# Dataset rows for apps and sites:
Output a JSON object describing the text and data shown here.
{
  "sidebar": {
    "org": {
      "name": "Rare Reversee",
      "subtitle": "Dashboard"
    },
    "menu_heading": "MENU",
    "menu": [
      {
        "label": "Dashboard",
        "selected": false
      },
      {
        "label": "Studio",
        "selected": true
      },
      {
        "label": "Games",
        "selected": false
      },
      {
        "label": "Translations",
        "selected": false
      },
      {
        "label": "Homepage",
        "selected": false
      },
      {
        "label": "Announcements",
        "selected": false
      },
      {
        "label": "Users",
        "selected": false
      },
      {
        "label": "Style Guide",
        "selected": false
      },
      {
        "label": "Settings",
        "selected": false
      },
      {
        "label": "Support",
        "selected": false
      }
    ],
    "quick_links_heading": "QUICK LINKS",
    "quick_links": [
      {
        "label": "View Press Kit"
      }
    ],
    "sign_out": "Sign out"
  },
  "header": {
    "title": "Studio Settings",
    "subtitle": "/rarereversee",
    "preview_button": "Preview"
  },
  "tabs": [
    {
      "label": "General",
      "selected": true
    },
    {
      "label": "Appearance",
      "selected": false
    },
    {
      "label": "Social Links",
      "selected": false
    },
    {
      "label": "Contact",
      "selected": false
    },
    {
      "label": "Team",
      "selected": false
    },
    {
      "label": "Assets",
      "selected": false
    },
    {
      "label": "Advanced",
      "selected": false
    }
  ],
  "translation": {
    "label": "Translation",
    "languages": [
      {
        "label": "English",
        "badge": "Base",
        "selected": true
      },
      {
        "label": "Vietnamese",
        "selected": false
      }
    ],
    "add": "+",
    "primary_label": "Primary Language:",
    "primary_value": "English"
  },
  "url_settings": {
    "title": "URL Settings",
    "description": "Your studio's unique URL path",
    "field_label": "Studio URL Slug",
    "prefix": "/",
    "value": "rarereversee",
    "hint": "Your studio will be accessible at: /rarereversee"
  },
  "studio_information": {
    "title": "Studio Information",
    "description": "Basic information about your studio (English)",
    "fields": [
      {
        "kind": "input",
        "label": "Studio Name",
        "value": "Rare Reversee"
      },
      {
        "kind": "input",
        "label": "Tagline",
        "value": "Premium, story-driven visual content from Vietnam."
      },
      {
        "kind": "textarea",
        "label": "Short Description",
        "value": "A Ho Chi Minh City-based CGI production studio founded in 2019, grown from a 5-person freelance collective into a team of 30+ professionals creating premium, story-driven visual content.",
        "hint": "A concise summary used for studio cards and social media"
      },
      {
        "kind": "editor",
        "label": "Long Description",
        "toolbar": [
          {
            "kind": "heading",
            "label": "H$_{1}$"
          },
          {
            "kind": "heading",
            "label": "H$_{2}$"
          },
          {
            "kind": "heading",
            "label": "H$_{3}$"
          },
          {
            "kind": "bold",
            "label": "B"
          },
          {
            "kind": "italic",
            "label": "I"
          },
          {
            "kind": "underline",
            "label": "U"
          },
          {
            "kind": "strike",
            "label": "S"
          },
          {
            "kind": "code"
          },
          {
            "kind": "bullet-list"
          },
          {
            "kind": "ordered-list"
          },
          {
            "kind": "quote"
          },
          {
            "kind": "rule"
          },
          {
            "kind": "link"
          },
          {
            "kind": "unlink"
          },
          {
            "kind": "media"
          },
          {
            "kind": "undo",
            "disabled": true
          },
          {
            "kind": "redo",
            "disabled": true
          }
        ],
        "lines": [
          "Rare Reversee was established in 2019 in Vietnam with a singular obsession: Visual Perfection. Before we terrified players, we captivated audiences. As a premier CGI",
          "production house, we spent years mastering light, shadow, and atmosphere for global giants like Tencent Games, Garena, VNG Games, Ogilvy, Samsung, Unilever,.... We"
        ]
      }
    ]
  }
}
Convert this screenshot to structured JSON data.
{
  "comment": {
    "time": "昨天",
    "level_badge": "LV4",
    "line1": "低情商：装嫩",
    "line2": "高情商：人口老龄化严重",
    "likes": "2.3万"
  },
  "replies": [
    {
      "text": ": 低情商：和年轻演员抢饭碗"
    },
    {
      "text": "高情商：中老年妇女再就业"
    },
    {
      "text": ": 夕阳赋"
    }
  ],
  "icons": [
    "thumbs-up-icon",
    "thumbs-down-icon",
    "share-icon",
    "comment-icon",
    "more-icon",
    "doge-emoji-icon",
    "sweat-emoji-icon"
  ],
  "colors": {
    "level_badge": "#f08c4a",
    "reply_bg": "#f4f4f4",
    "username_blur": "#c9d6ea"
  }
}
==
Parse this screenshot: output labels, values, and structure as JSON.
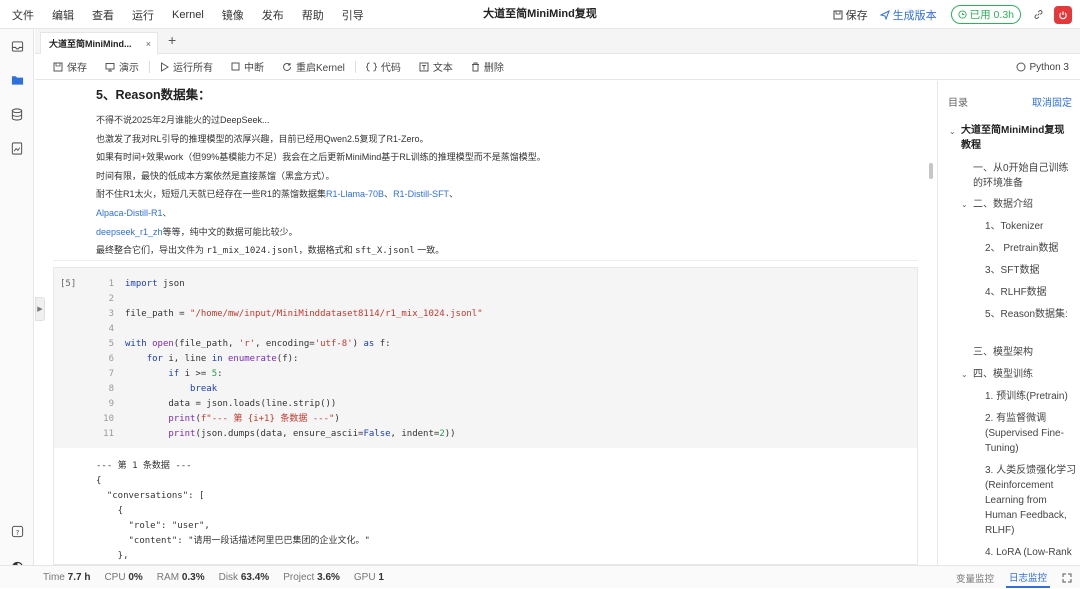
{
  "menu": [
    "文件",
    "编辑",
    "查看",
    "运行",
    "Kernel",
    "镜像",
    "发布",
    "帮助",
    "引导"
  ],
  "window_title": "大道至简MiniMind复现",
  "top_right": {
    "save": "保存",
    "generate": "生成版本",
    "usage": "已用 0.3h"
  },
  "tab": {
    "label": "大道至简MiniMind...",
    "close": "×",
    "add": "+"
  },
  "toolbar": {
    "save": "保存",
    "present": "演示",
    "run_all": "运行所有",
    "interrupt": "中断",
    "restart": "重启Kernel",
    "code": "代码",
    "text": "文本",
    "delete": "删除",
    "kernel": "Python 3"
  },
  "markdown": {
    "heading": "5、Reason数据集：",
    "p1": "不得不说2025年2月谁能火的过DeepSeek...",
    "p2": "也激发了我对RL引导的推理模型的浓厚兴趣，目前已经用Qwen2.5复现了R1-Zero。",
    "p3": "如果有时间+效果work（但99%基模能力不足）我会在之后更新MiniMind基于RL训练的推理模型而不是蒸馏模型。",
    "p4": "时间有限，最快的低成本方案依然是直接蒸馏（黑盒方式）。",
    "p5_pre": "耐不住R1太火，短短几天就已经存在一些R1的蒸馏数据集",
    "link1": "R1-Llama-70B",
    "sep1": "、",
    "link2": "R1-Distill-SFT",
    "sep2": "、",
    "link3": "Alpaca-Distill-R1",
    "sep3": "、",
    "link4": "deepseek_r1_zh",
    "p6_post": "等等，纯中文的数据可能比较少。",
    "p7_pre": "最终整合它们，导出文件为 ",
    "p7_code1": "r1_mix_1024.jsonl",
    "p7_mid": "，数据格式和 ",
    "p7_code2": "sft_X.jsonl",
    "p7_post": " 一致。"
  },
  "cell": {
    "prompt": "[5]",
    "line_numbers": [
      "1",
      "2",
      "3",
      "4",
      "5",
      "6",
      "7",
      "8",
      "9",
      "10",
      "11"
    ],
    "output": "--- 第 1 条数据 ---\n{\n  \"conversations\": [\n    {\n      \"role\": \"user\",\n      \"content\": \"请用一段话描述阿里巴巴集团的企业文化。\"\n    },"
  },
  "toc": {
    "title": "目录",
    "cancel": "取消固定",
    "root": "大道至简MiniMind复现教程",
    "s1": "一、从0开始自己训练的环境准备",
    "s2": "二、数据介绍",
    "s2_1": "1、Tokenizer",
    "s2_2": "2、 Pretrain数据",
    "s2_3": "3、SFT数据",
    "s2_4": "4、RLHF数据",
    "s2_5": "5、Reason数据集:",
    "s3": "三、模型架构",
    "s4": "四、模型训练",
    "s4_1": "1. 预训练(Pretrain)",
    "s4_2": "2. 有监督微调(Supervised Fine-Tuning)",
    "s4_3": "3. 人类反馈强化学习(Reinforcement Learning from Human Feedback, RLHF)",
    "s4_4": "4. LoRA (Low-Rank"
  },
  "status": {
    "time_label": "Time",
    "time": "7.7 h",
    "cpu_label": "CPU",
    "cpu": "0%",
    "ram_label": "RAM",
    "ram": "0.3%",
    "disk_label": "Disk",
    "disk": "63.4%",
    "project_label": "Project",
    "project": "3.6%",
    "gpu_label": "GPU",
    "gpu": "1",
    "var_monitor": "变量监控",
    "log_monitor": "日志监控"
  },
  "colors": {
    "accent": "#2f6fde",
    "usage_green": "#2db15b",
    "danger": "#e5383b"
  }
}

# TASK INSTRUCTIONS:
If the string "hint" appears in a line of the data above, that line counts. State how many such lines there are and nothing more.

# RESPONSE TO THE TASK:
2